John Ringo, The Gunfighter Who Never Was By Jack Burrows A very interesting and well-researched book which dispells the myths surrounding enigmatic John Ringo. Well-written and entertaining.
Helldorado, Bringing The Law to The Mesquite By Wm. M. Breakenridge One of the first of the so-called "anti-Earp" books; this is little more of a self-indulgent autobiography of a man who happened to be in a very interesting place during a fascinating time. The anti-Earp passages aren't even that inflamatory .
And Die in The West, The Story of The O.K. Corral Gunfight By Paula Mitchell Marks This book delves into the politics and background of the gunfight, and the legal aftermath. Mercifully brief in it's examination of the post-Tombstone lives of the participants.
Inventing Wyatt Earp, His Life and Many Legends By Allan Barra and Wyatt Earp, The Life Behind The Legend by Casey Tefertiller are similar books in that they both examine the whole life of Wyatt Earp, and the legends that grew-up around him. Obviously the Tombstone Years are a significant part of the Wyatt Earp Legend, but he lived for another 50 years, and his life didn't always mirror the legend.

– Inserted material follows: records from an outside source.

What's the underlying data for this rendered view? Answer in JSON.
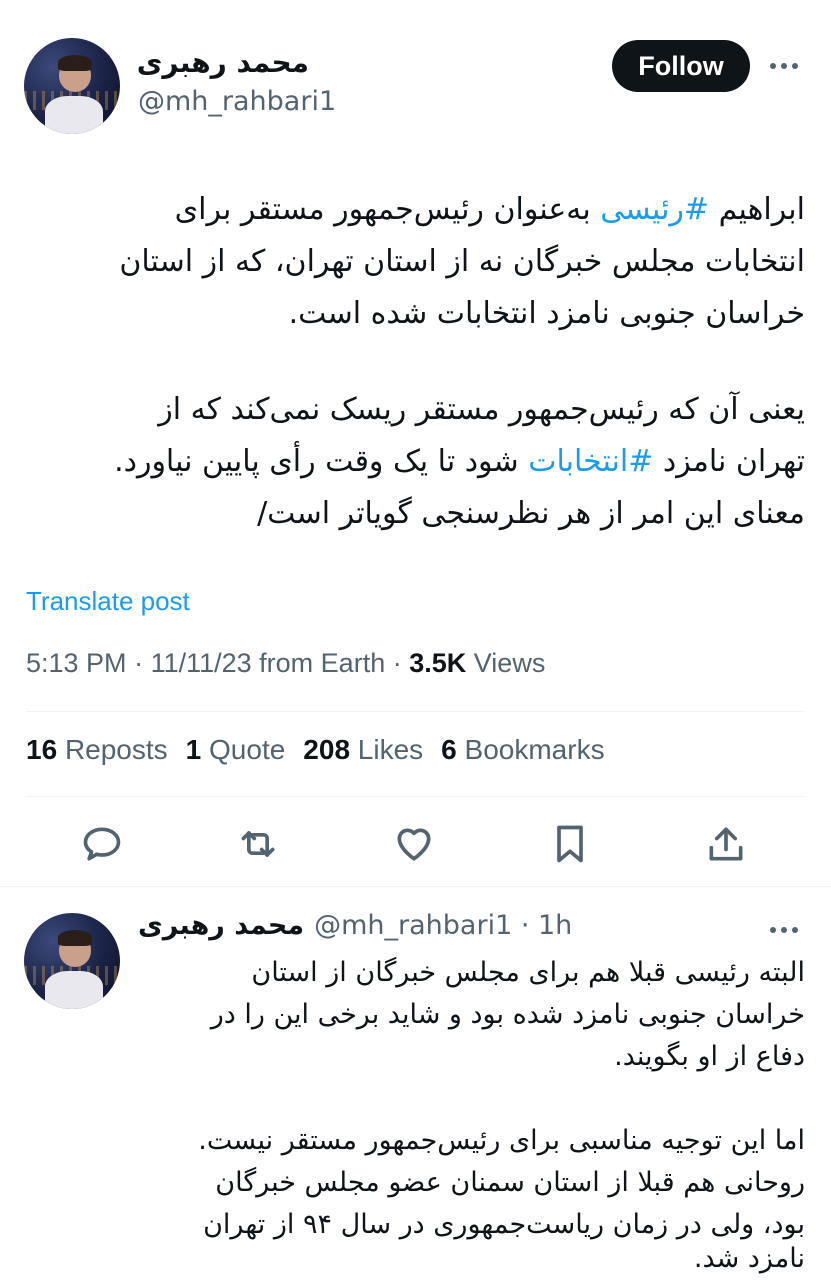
{
  "tweet": {
    "author_name": "محمد رهبری",
    "author_handle": "@mh_rahbari1",
    "follow_label": "Follow",
    "body_lines": [
      [
        "ابراهیم ",
        "#رئیسی",
        " به‌عنوان رئیس‌جمهور مستقر برای"
      ],
      [
        "انتخابات مجلس خبرگان نه از استان تهران، که از استان",
        "",
        ""
      ],
      [
        "خراسان جنوبی نامزد انتخابات شده است.",
        "",
        ""
      ],
      [
        "یعنی آن که رئیس‌جمهور مستقر ریسک نمی‌کند که از",
        "",
        ""
      ],
      [
        "تهران نامزد ",
        "#انتخابات",
        " شود تا یک وقت رأی پایین نیاورد."
      ],
      [
        "معنای این امر از هر نظرسنجی گویاتر است/",
        "",
        ""
      ]
    ],
    "translate_label": "Translate post",
    "time": "5:13 PM",
    "date": "11/11/23",
    "source": "from Earth",
    "views_count": "3.5K",
    "views_label": "Views",
    "reposts_count": "16",
    "reposts_label": "Reposts",
    "quote_count": "1",
    "quote_label": "Quote",
    "likes_count": "208",
    "likes_label": "Likes",
    "bookmarks_count": "6",
    "bookmarks_label": "Bookmarks"
  },
  "reply": {
    "author_name": "محمد رهبری",
    "author_handle": "@mh_rahbari1",
    "age": "1h",
    "body_lines": [
      "البته رئیسی قبلا هم برای مجلس خبرگان از استان",
      "خراسان جنوبی نامزد شده بود و شاید برخی این را در",
      "دفاع از او بگویند.",
      "اما این توجیه مناسبی برای رئیس‌جمهور مستقر نیست.",
      "روحانی هم قبلا از استان سمنان عضو مجلس خبرگان",
      "بود، ولی در زمان ریاست‌جمهوری در سال ۹۴ از تهران",
      "نامزد شد."
    ]
  },
  "icons": {
    "reply": "speech-bubble-icon",
    "repost": "repost-arrows-icon",
    "like": "heart-icon",
    "bookmark": "bookmark-icon",
    "share": "share-upload-icon",
    "more": "ellipsis-icon"
  },
  "colors": {
    "accent": "#1d9bf0",
    "text": "#0f1419",
    "muted": "#536471",
    "follow_bg": "#0f1419"
  }
}
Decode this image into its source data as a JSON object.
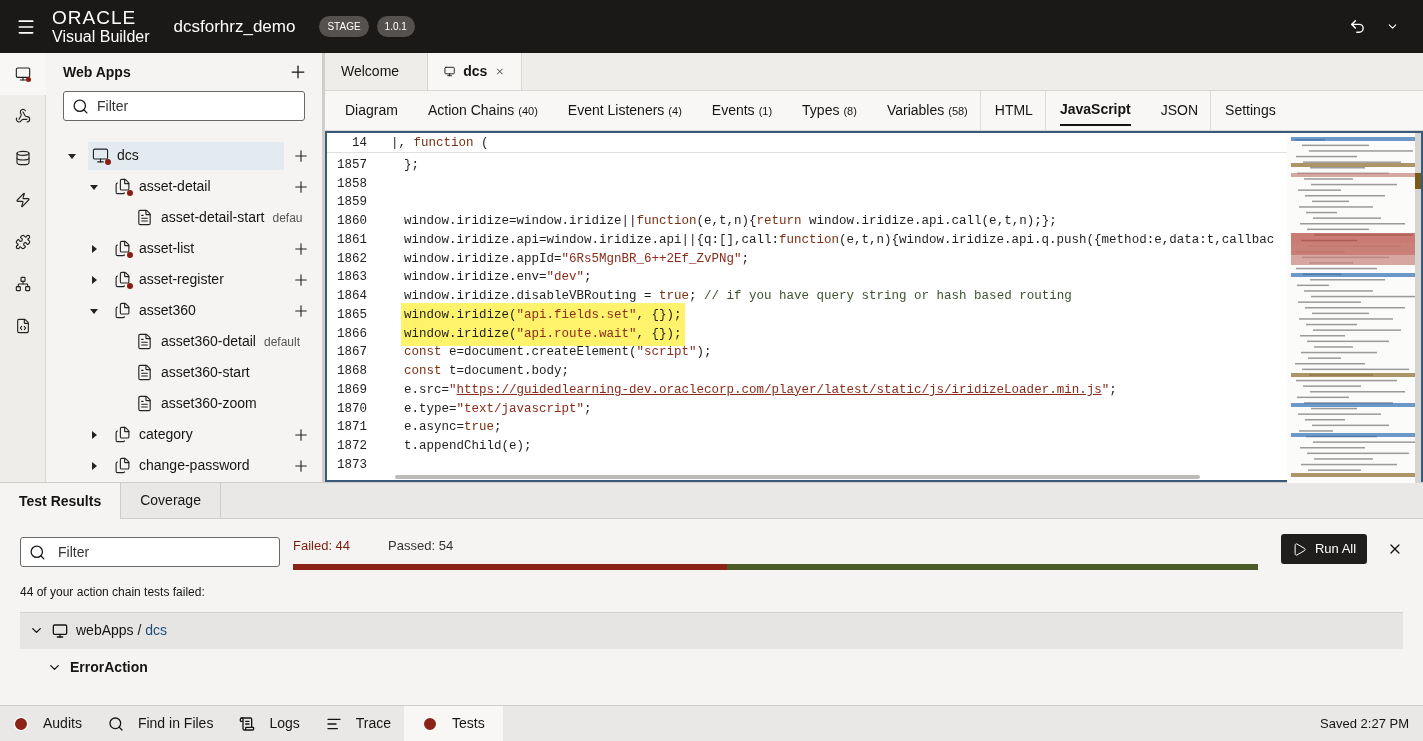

The Earp Brothers of Tombstone By Frank Waters This is another anti-Wyatt Earp book, based in large part on the recollections of Virgil's wife Allie. Allie dispised Wyatt, and blamed him for everything that happened to Virgil and Morgan. Waters' opinions are less-biased, but clearly he is no fan of Wyatt.
Tombstone was being filmed, another movie was in production that
depicted the same basic story with the same cast of characters.
Wyatt Earp, starring Kevin Costner, was a ponderously long (3+ Hours) but generally accurate depiction of Wyatt Earp's life. Unfortunately for the Wyatt Earp people, it was trounced at the box office by the Tombstone, despite having more bankable stars and a bigger budget.
Wyatt Earp traces Wyatt's life from childhood to middle age, and for the first time, shows that Wyatt Earp had human frailties like everyone else. Dennis Quaid played Doc Holliday, and his snide portrayal in Wyatt Earp was probably closer to the unpleasant real-life Doc than Val Kilmer's Tombstone Doc. In general, the entire movie was far more historically accurate than Tombstone, but Wyatt Earp lacked the panache and quotability of Tombstone.
To add insult to injury, production of Wyatt Earp was held up because Tombstone had tapped all the local resourses for period clothing and equipment.
Email Doug Johnson